I didn't see any new exhibits, but I did attend a couple of lectures. The Norton Simon Museum had two Pacific Standard Time events. First, I attended a spotlight talk on Claes Oldenburg's Fire Plug Souvenir- "Chicago August 1968" and the fireplug motif as expressed in his lithographed Notes 1968. It was an interesting contrast between Oldenburg's more familiar light-hearted "pop" pieces and his deceptively critical political/social works.
Then, I attended a lecture on Dennis Hopper's photograph, "Double Standard" (1961), given by Prof. Damon M. Willick of Loyola Marymount University. Using the photo as a jumping point, the lecture was a reading of the various trends salient in the Los Angeles art scene during the era of the photograph and of the ensuing decade. It was a broad examination, encompassing everything from LA car culture to emergent minority voices to the fetishization of image and surface content.

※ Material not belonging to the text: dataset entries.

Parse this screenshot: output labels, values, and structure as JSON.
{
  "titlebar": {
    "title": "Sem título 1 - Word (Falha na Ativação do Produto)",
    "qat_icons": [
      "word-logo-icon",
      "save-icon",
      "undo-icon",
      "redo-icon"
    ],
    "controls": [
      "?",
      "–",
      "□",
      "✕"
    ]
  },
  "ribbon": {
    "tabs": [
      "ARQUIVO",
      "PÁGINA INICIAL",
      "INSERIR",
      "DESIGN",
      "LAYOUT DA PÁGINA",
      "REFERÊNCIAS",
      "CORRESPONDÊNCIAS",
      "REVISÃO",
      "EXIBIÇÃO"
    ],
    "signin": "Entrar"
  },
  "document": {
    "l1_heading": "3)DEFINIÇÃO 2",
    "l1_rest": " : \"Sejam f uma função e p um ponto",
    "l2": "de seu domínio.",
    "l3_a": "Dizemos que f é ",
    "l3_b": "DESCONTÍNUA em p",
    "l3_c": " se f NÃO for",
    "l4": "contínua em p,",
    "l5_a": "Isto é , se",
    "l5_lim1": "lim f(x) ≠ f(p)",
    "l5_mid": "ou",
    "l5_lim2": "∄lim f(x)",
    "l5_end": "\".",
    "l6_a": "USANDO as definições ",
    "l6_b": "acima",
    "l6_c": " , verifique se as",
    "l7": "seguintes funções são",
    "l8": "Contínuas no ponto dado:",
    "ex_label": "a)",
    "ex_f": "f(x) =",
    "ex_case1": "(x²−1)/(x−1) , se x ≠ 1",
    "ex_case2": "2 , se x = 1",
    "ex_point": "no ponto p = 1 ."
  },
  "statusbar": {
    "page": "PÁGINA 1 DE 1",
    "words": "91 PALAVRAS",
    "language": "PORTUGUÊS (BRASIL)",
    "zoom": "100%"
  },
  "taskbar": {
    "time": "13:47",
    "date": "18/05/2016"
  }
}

It was a good intro talk for those new to the topic of Los Angeles art.
|Double Standard (1961) by Dennis Hopper|
Finally, I was able to attend a panel discussion, "High Voltage: The Watts Legacy", at the Hammer Museum. The panel was moderated by Dr. Darnell Hunt. The panelists were artists, John Outterbridge and Andrew Zermeno, and collector, Stan Sanders. It was an engaging conversation, bringing up topics of art as political speech, the art establishment's fluctuating level of acceptance for African-American artists, and the transformational role that the Watts Riots played in spurring artistic creativity.
So, focusing more on activities than viewings was a good change of pace. No doubt, I'll be back to my solitary gallery pacing next week, but I had a good time at these events. I'm very grateful to live in a civilization where experts are readily available to impart insight and information.
|Operation Teacup (Tower Easter Week Clean-Up) (1965) by Milton Martinez|
Here are the Pacific Standard Time exhibits that I attended:
"Now Dig This! Art and Black Los Angeles 1960-1980"
Norton Simon Museum
"Proof: The Rise of Printmaking in Southern California"